Food Culture: What’s Wrong with Malthus
In his famed Essay on the Principle of Population (1798) Thomas Malthus asserted that human population generally expands in times and in regions of plenty. When it outgrows the primary resources, especially food, it spells trouble.
Malthus argued that two factors could hold population within the limits of resources. One is an actual reduction by death (he called it positive checks), caused by hunger, disease and war. The other (he calls it preventive) includes abortion, birth control, prostitution, postponement of marriage and celibacy.
In the interest of higher standard of living for all and economic stability - he argued – people, especially lower class, should strive to limit birth-rates by delaying marriage and restraining sexual activity. At some stage he considered the charity directed to the poor as harmful, because it would only increase the number of mouths without the means to feed them. So, in his logic, the death of starvation would prevent even more death from starvation.
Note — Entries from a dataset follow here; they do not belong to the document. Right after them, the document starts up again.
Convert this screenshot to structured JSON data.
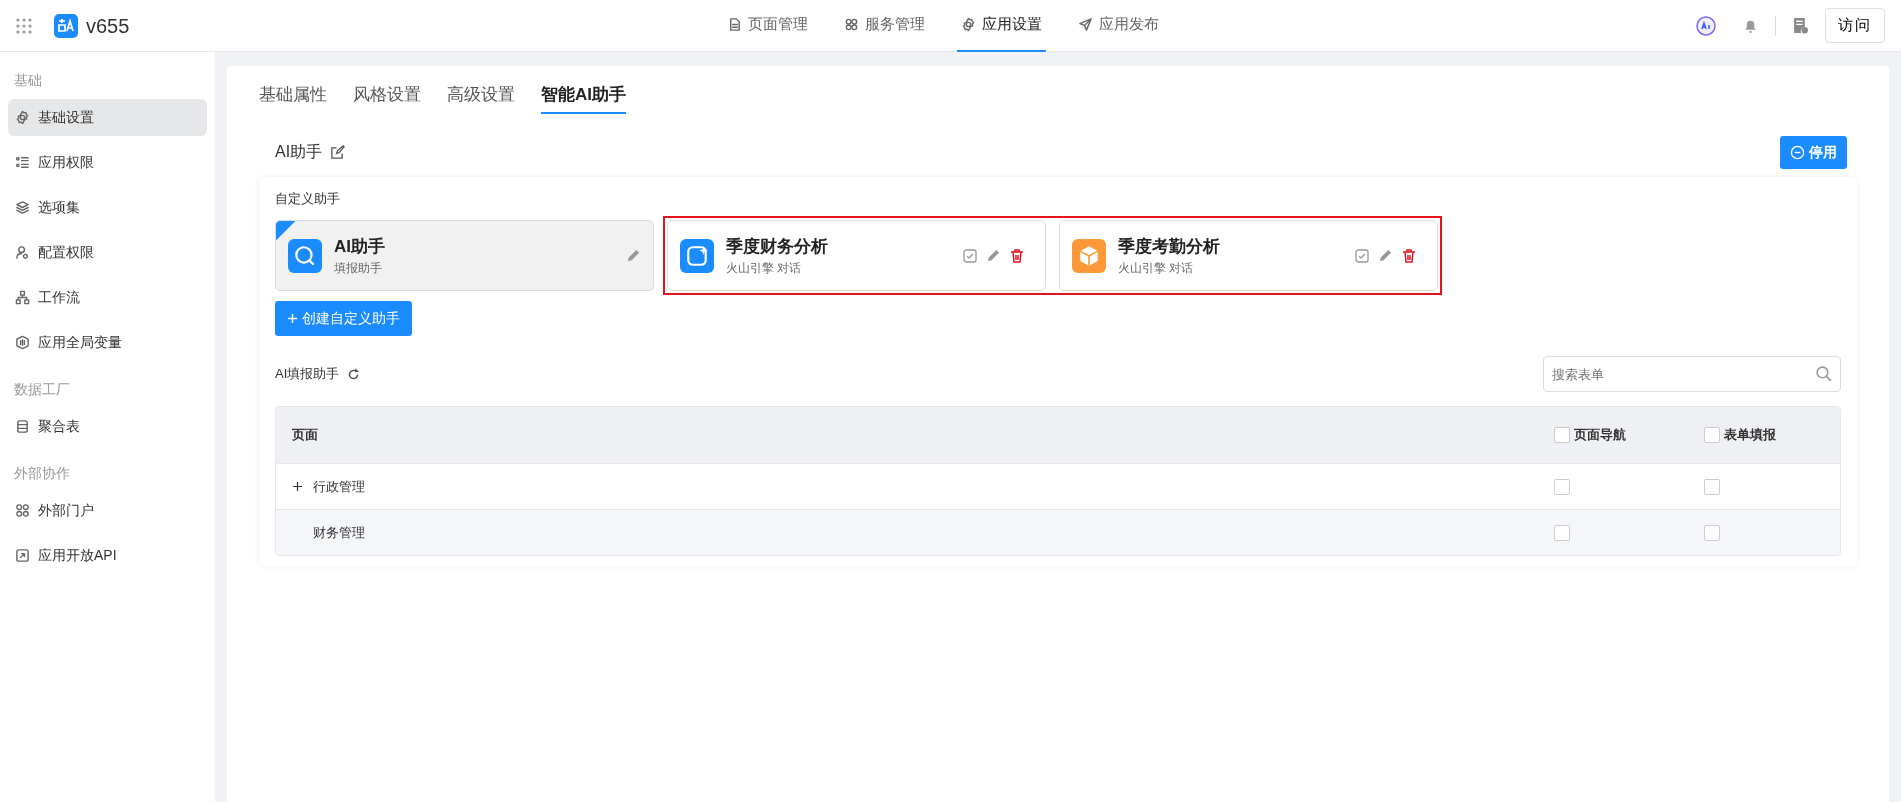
{
  "app": {
    "name": "v655"
  },
  "top_nav": [
    {
      "label": "页面管理",
      "selected": false
    },
    {
      "label": "服务管理",
      "selected": false
    },
    {
      "label": "应用设置",
      "selected": true
    },
    {
      "label": "应用发布",
      "selected": false
    }
  ],
  "visit_button": "访问",
  "sidebar": [
    {
      "kind": "heading",
      "label": "基础"
    },
    {
      "kind": "item",
      "label": "基础设置",
      "selected": true
    },
    {
      "kind": "item",
      "label": "应用权限",
      "selected": false
    },
    {
      "kind": "item",
      "label": "选项集",
      "selected": false
    },
    {
      "kind": "item",
      "label": "配置权限",
      "selected": false
    },
    {
      "kind": "item",
      "label": "工作流",
      "selected": false
    },
    {
      "kind": "item",
      "label": "应用全局变量",
      "selected": false
    },
    {
      "kind": "heading",
      "label": "数据工厂"
    },
    {
      "kind": "item",
      "label": "聚合表",
      "selected": false
    },
    {
      "kind": "heading",
      "label": "外部协作"
    },
    {
      "kind": "item",
      "label": "外部门户",
      "selected": false
    },
    {
      "kind": "item",
      "label": "应用开放API",
      "selected": false
    }
  ],
  "tabs": [
    {
      "label": "基础属性",
      "selected": false
    },
    {
      "label": "风格设置",
      "selected": false
    },
    {
      "label": "高级设置",
      "selected": false
    },
    {
      "label": "智能AI助手",
      "selected": true
    }
  ],
  "assistant": {
    "title": "AI助手",
    "disable_button": "停用"
  },
  "custom_section": {
    "title": "自定义助手",
    "cards": [
      {
        "kind": "default",
        "title": "AI助手",
        "subtitle": "填报助手",
        "color": "#1a8cff",
        "highlighted": false
      },
      {
        "kind": "custom",
        "title": "季度财务分析",
        "subtitle": "火山引擎 对话",
        "color": "#1a8cff",
        "highlighted": true
      },
      {
        "kind": "custom",
        "title": "季度考勤分析",
        "subtitle": "火山引擎 对话",
        "color": "#ff9838",
        "highlighted": true
      }
    ],
    "create_button": "创建自定义助手"
  },
  "fill_section": {
    "title": "AI填报助手",
    "search": {
      "placeholder": "搜索表单"
    },
    "table": {
      "columns": [
        {
          "label": "页面"
        },
        {
          "label": "页面导航",
          "checked": false
        },
        {
          "label": "表单填报",
          "checked": false
        }
      ],
      "rows": [
        {
          "name": "行政管理",
          "expanded": false,
          "nav": false,
          "fill": false
        },
        {
          "name": "财务管理",
          "nav": false,
          "fill": false
        }
      ]
    }
  }
}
While Malthus was addressing the valid issue of population growth, he oversimplified its mechanics. It seems to contradict intuition and his assertion, but the major factors of population growth include poverty, lack of education and unemployment. Other contributing factors are overall inequality, a system of production and distribution, land tenure, inheritance laws, taxation systems, demand for labour, and territorial expansion.
Small and simple societies tend to set into equilibrium where their territory typically holds many times more resources than their immediate, regular needs. They tend to maintain this territory through social arrangement that promote stability between the number of people in the population and the size of land. Going under or over this optimal population size would cause the loss of land to other groups or its division.
It is a constant accumulation of wealth, initially via mass surplus of agricultural production, trade and manufacturing – approximating what we call economic growth – that forces inequality and poverty and which cause population to expand.
In the decades to come almost entire global population growth will occur in developing countries where poverty is not an exception but a norm. Developed countries, where food is plentiful, have practically achieved population stability (excluding immigration). According to the World Bank the average number of children per women in developed countries is between 1.4 (Spain, Italy, Japan, Austria) and about 1.9 (USA, Australia, Sweden). By contrast In Mali, Somalia and Congo - to name just a few - it is 6 or more.
Why does it matter what Thomas Malthus thought over two centuries ago? It does because his view influenced the Darwinian theory of evolution. It caused much stronger emphasis on competition as a driver of evolutionary process, and in some ways vindicated competition among humans as natural. In a nutshell Darwin and Wallace grafted Malthusian economic theory onto a central concept of nature’s work, opening a door to social Darwinism and some atrocious social policies of the 19th and 20th century.
It matters also because there is an urgent need to stabilise and control global increase of human population. And this can be done only in the context of understanding and evidence-based approach. We know that wars, starvation, inequality and depravation of basic living needs to a vast part of humanity are not workable or ethical solutions. We know that the obsession with constant growth of material wealth as religiously promoted by the orthodox economic theorists is a root cause of the population problem. It is time we part company with the Malthusian vision and stop using a trivialised evolutionary concept as a justification of our collective follies.
The problem of population growth is really complex on many levels, but the overall direction is clear – the best chance to stabilise and eventually reduce global population is to bring all humans to a standard of living where all essential needs are met.
This would encourage most of us to have fewer children and enable all parents to utterly support, educate and nurture precious offspring. A small family is more ‘natural’ to humans because a long period of learning and immaturity of children is part of our biological condition. The cultural condition for a small family is dependable living support, including land tenure, productive capacity and reliable employment. With a degree of control of our and our children’s destiny we humans tend to make a substantial investment in fewer children rather than scanty investment in many.